Invalidating a Contract under the Doctrine of Economic Duress

The doctrine of economic duress has significantly developed and expanded, in recognition of the ever-increasing complexity of the business world. Claims of economic duress in business litigation are becoming more frequent. Several courts, including the United States Supreme Court, have acknowledged that there are situations under which financial pressure may cancel an otherwise enforceable contract. See 13 S. Williston, Contracts, § 1603 at 664 (3d ed. 1970); United States v. Bethlehem Steel Corp., 315 U.S. 289, 62 S.Ct. 581, 86 L.Ed. 855 (1942); Hartsville Oil Mill v. United States, 271 U.S. 43, 46 S.Ct. 389, 70 L.Ed. 822 (1926).The definition of economic duress is set forth in Williston:1. The party alleging economic duress must show that he has been the victim of a wrongful or unlawful act or threat, and2. Such act or threat must be one which deprives the victim of his unfettered will. [13 Williston, supra, § 1617 at 704 (footnotes omitted)]

The courts in New Jersey have defined eco…

Establishing Consumer Fraud Claims in New Jersey

The New Jersey Consumer Fraud Act purpose was to combat sharp practices and dealings that victimized consumers by luring them into purchases through fraudulent or deceptive means. It was expanded to allow a private right of action for consumers that are victims of violations of the CFA.
The private right of action included provisions that allowed for entitlement to treble damages, reasonable attorney’s fees, and reasonable costs of suit. In a cause of action asserting a violation of the NJ Consumer Fraud Act a plaintiff must prove:
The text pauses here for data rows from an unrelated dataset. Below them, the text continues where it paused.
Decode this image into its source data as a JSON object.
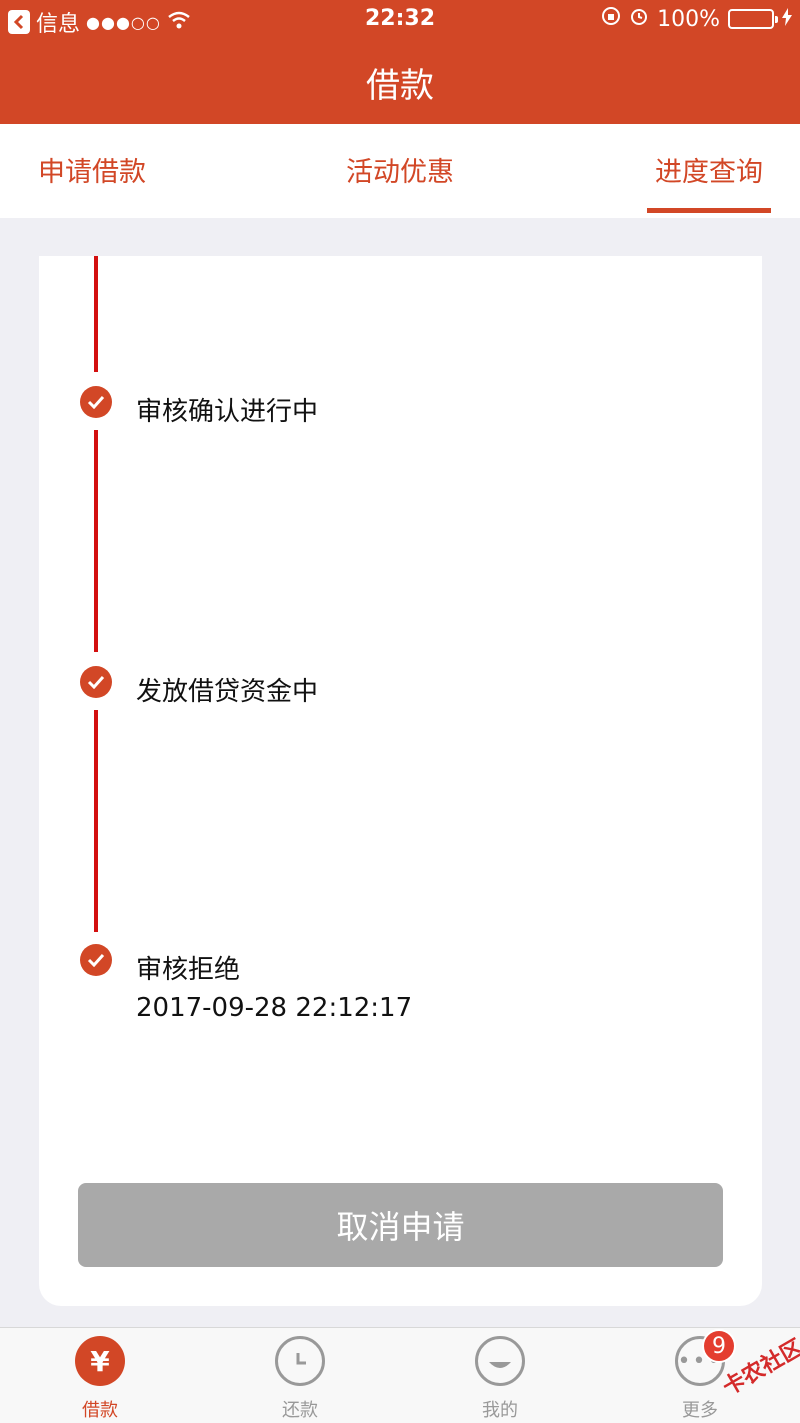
{
  "status_bar": {
    "back_app": "信息",
    "time": "22:32",
    "battery": "100%"
  },
  "nav": {
    "title": "借款"
  },
  "tabs": [
    {
      "label": "申请借款"
    },
    {
      "label": "活动优惠"
    },
    {
      "label": "进度查询",
      "active": true
    }
  ],
  "timeline": [
    {
      "label": "审核确认进行中",
      "time": ""
    },
    {
      "label": "发放借贷资金中",
      "time": ""
    },
    {
      "label": "审核拒绝",
      "time": "2017-09-28 22:12:17"
    }
  ],
  "cancel_button": {
    "label": "取消申请"
  },
  "bottom_tabs": [
    {
      "label": "借款",
      "icon": "yen-icon",
      "active": true
    },
    {
      "label": "还款",
      "icon": "clock-icon"
    },
    {
      "label": "我的",
      "icon": "smile-icon"
    },
    {
      "label": "更多",
      "icon": "more-icon",
      "badge": "9"
    }
  ],
  "watermark": "卡农社区",
  "colors": {
    "accent": "#d24726",
    "timeline": "#d30f0f",
    "disabled_button": "#a9a9a9"
  }
}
    1) unlawful conduct by defendant;
    2) an ascertainable loss by plaintiff;
    3) a causal relationship between the unlawful conduct and the ascertainable loss.
D’Agostino v. Maldonado, 216 N.J. 168, 183-184 (2013)(quoting Bosland v. Warnock Dodge  Inc., 197 N.J. 543, 557 (2009)).

If the plaintiff is successful in establishing his/her cause of action, the plaintiff is entitled to treble damages and an award of counsel fees under N.J.S.A. 56:8-19 as a …

Planning for Children in Case of Deportation

The current immigration climate is tense. Undocumented people fear not only for deportation but also for the care and wellbeing of their children.  It is important that people that are undocumented make plans in the event that this situation takes place. Among the first things to be planned is the provision of care and supervision of minor children while the parents are in the process of the deportation.

It is important to keep all detail information of the child. If the child is an American Citizen, having their passports updated should be a priority. In addition, it is often suggested to create a power of attorney limited to the event of deportation. In this power of attorney, the parents should assign a guardian to take care of the child and allow permission to travel with the guardian. The undocumented person should also consider leaving financial provisions for the care of the child.
It is often recommended that the undocumented person carries information of their attorney or a l…